Replacing with Kaaya with transfer Jake Heaps this early would just be terribly silly, to put it nicely. Kaaya earned the role, and he deserves multiple chances to prove he can lead the team.

Following the ACC tilt with the Cardinals, the 'Canes host Florida A&M and Arkansas State on successive weekends. Giving Kaaya two additional opportunities to prepare for a prime-time showdown on Sept. 20 is extremely valuable, both for the 2014 season and his future.

That night, Miami enters Memorial Stadium to take on the Nebraska Cornhuskers, a team that is arguably the Hurricanes' toughest non-Florida State competition.

LINCOLN, NE - NOVEMBER 16: Defensive end Randy Gregory #44 of the Nebraska Cornhuskers dives for running back Jeremy Langford #33 of the Michigan State Spartans during their game at Memorial Stadium on November 16, 2013 in Lincoln, Nebraska. (Photo by Eri
Eric Francis/Getty Images

Kaaya will certainly be forced to overcome mistakes during his first three outings, but Bo Pelini's squad is a heightened level of competition. With Nebraska's D-line led by first-team All-Big Ten defensive end Randy Gregory, USA Today's Paul Myerberg believes it could be "the Big Ten's most pleasant surprise."

How will Kaaya ultimately react to the intensified pressure? The 'Canes need to see if he can handle it.

Granted, by all accounts, the freshman has appeared mature beyond his class standing. Coaches and teammates alike have taken notice of his poise throughout the fall, including junior cornerback Tracy Howard, as noted by Manny Navarro of The Miami Herald:

He has great footwork in the pocket. He has a natural feel, does a great job stepping up and avoiding defenders in the pocket. He makes great decisions. You can't beat a guy who makes great decisions. Instead of forcing it and throwing an interception, he'll throw it away. And he moves the sticks.

Should Kaaya continue making good decisions and moving the sticks, he will keep his starting position. But yes, if Kaaya flat-out struggles every game, there is an undeniable chance Golden will elect to bench the freshman.

Still, if anyone is taking Kaaya out, it's Ryan Williams—not Heaps. The injured senior is continuing to improve health-wise, but he was not healthy enough to return for Week 1, per The Palm Beach Post's Matt Porter:
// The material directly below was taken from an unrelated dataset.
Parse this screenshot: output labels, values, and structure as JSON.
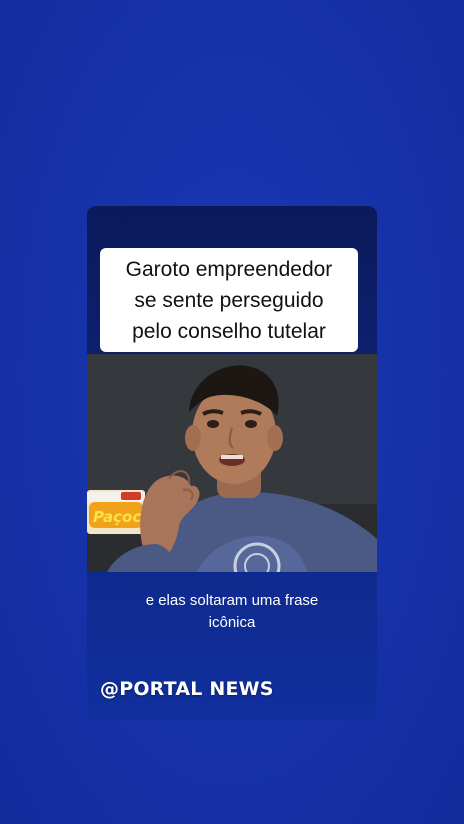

The largest variable in the quarterback discussion remains the medical clearance of Williams, who was obviously disappointed he's not available, per Christy Cabrera Chirinos of the South Florida Sun Sentinel: "I tried my hardest to be ready for this game," Williams said. "I guess it wasn't physically possible. I'm just going to take it week by week and when I can come back, I will."

However, Williams' readiness is a bridge that will be crossed upon arrival. According to The Associated Press' Tim Reynolds, "Golden said it's too early to predict if the race will re-open when Williams is able to play again."

For the foreseeable future, Kaaya is the Hurricanes' quarterback, and that must not change until he has been given multiple opportunities and his in-game performance compels a switch.

Miami is betting heavily on a start-up, absorbing the risk and waiting for dividends. Shying away from the venture after a single outing is not a smart decision.

Otherwise, the 'Canes will have wasted a season of someone they hope re-establishes the program as a national power. And that's just not worth it.